Aim of the exercise:
An exact copy of all the data is required.

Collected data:
──────────

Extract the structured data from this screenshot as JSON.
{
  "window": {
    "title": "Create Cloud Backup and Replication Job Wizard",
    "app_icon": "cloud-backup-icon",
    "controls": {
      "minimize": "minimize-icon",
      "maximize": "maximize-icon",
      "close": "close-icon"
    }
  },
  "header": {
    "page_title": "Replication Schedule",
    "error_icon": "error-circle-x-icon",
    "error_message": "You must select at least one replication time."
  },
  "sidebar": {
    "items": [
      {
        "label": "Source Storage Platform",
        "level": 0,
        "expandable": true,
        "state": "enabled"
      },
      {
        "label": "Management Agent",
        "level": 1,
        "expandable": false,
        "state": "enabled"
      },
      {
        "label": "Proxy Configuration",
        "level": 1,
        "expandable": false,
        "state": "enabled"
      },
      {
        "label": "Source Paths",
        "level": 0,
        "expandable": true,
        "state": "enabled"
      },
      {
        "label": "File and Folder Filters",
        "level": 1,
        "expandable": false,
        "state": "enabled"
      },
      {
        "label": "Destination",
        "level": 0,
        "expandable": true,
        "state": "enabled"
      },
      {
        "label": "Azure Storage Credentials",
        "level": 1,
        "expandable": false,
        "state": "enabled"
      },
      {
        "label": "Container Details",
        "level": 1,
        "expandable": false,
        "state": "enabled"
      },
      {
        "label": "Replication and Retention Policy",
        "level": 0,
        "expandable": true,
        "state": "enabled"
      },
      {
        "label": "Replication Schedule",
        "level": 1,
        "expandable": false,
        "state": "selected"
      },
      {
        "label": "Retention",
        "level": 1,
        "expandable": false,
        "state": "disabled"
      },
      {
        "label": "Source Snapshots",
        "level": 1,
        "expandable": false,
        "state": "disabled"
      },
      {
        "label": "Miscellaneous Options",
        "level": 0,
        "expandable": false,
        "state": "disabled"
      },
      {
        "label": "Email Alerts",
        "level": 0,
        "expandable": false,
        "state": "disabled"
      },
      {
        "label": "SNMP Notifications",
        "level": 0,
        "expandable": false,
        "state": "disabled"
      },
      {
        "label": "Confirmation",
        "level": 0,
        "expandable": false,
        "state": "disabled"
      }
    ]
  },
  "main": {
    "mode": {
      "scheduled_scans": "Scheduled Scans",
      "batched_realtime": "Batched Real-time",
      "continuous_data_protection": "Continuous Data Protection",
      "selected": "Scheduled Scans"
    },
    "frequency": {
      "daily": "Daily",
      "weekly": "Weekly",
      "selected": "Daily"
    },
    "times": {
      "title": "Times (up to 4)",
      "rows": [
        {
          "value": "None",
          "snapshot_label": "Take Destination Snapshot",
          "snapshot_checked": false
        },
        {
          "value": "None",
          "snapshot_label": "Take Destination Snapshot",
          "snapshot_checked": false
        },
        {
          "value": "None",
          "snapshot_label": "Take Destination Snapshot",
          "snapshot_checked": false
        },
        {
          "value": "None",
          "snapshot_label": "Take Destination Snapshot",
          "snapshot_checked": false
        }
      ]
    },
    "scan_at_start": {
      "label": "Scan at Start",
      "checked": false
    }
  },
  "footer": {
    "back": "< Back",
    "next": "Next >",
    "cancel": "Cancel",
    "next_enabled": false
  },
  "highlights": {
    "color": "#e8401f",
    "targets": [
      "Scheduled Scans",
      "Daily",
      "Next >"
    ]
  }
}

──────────

Expected output:
Extract the structured data from this screenshot as JSON.
{
  "window": {
    "title": "Create Cloud Backup and Replication Job Wizard",
    "app_icon": "cloud-backup-icon",
    "controls": {
      "minimize": "minimize-icon",
      "maximize": "maximize-icon",
      "close": "close-icon"
    }
  },
  "header": {
    "page_title": "Replication Schedule",
    "error_icon": "error-circle-x-icon",
    "error_message": "You must select at least one replication time."
  },
  "sidebar": {
    "items": [
      {
        "label": "Source Storage Platform",
        "level": 0,
        "expandable": true,
        "state": "enabled"
      },
      {
        "label": "Management Agent",
        "level": 1,
        "expandable": false,
        "state": "enabled"
      },
      {
        "label": "Proxy Configuration",
        "level": 1,
        "expandable": false,
        "state": "enabled"
      },
      {
        "label": "Source Paths",
        "level": 0,
        "expandable": true,
        "state": "enabled"
      },
      {
        "label": "File and Folder Filters",
        "level": 1,
        "expandable": false,
        "state": "enabled"
      },
      {
        "label": "Destination",
        "level": 0,
        "expandable": true,
        "state": "enabled"
      },
      {
        "label": "Azure Storage Credentials",
        "level": 1,
        "expandable": false,
        "state": "enabled"
      },
      {
        "label": "Container Details",
        "level": 1,
        "expandable": false,
        "state": "enabled"
      },
      {
        "label": "Replication and Retention Policy",
        "level": 0,
        "expandable": true,
        "state": "enabled"
      },
      {
        "label": "Replication Schedule",
        "level": 1,
        "expandable": false,
        "state": "selected"
      },
      {
        "label": "Retention",
        "level": 1,
        "expandable": false,
        "state": "disabled"
      },
      {
        "label": "Source Snapshots",
        "level": 1,
        "expandable": false,
        "state": "disabled"
      },
      {
        "label": "Miscellaneous Options",
        "level": 0,
        "expandable": false,
        "state": "disabled"
      },
      {
        "label": "Email Alerts",
        "level": 0,
        "expandable": false,
        "state": "disabled"
      },
      {
        "label": "SNMP Notifications",
        "level": 0,
        "expandable": false,
        "state": "disabled"
      },
      {
        "label": "Confirmation",
        "level": 0,
        "expandable": false,
        "state": "disabled"
      }
    ]
  },
  "main": {
    "mode": {
      "scheduled_scans": "Scheduled Scans",
      "batched_realtime": "Batched Real-time",
      "continuous_data_protection": "Continuous Data Protection",
      "selected": "Scheduled Scans"
    },
    "frequency": {
      "daily": "Daily",
      "weekly": "Weekly",
      "selected": "Daily"
    },
    "times": {
      "title": "Times (up to 4)",
      "rows": [
        {
          "value": "None",
          "snapshot_label": "Take Destination Snapshot",
          "snapshot_checked": false
        },
        {
          "value": "None",
          "snapshot_label": "Take Destination Snapshot",
          "snapshot_checked": false
        },
        {
          "value": "None",
          "snapshot_label": "Take Destination Snapshot",
          "snapshot_checked": false
        },
        {
          "value": "None",
          "snapshot_label": "Take Destination Snapshot",
          "snapshot_checked": false
        }
      ]
    },
    "scan_at_start": {
      "label": "Scan at Start",
      "checked": false
    }
  },
  "footer": {
    "back": "< Back",
    "next": "Next >",
    "cancel": "Cancel",
    "next_enabled": false
  },
  "highlights": {
    "color": "#e8401f",
    "targets": [
      "Scheduled Scans",
      "Daily",
      "Next >"
    ]
  }
}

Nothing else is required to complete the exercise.